** EXERCISE OBJECTIVE **
Take each line below that has "Units" and copy it.

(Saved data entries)
┄┄┄┄┄┄┄┄┄┄┄┄┄┄┄┄┄┄┄┄

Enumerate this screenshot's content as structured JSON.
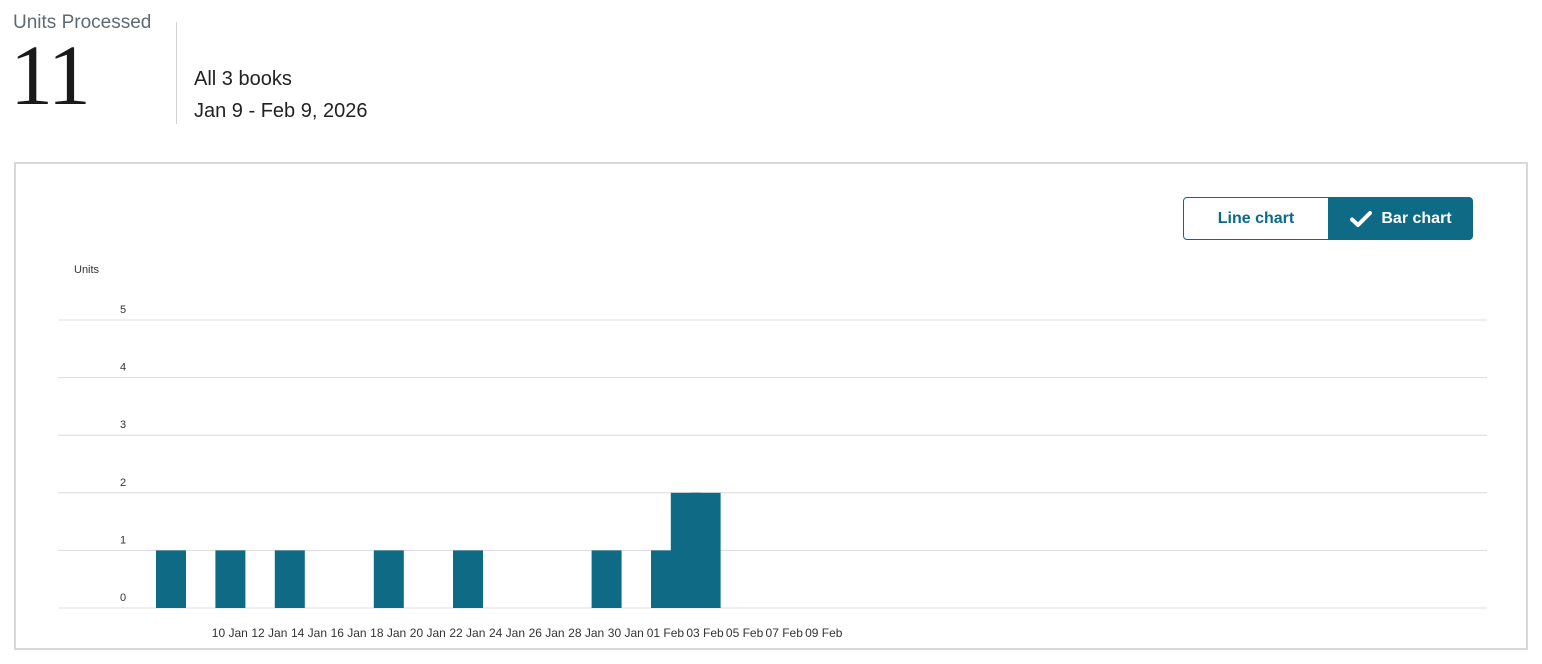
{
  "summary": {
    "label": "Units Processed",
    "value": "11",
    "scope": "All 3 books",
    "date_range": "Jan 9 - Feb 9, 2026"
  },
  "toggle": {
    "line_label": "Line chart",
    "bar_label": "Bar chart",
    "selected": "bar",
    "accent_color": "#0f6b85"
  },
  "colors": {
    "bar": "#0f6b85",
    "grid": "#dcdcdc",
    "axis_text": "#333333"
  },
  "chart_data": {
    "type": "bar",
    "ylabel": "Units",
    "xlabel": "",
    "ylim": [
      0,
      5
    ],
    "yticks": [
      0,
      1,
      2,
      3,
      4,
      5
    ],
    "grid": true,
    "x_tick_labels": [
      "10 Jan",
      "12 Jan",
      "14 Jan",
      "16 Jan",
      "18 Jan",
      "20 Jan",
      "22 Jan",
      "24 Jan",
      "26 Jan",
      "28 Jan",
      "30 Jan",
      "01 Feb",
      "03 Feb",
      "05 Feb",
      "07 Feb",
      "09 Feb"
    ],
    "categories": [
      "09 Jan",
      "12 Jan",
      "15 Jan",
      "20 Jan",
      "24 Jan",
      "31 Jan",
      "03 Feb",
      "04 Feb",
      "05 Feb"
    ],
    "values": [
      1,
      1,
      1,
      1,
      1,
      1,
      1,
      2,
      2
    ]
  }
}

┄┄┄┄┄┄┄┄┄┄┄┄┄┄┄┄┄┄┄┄

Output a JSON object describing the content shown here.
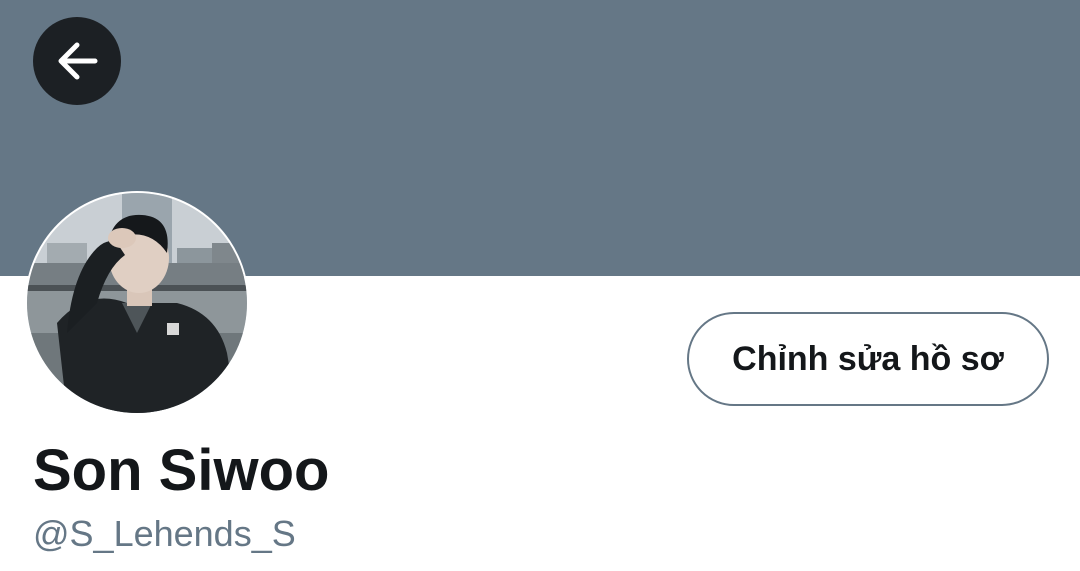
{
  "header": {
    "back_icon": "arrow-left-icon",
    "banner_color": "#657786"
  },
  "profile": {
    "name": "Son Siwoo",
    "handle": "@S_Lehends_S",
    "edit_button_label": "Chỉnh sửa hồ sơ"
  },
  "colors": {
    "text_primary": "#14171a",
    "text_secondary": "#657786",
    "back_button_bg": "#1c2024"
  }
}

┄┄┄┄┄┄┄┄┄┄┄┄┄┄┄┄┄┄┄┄

** TASK RESULT **
    "label": "Units Processed",
    "ylabel": "Units",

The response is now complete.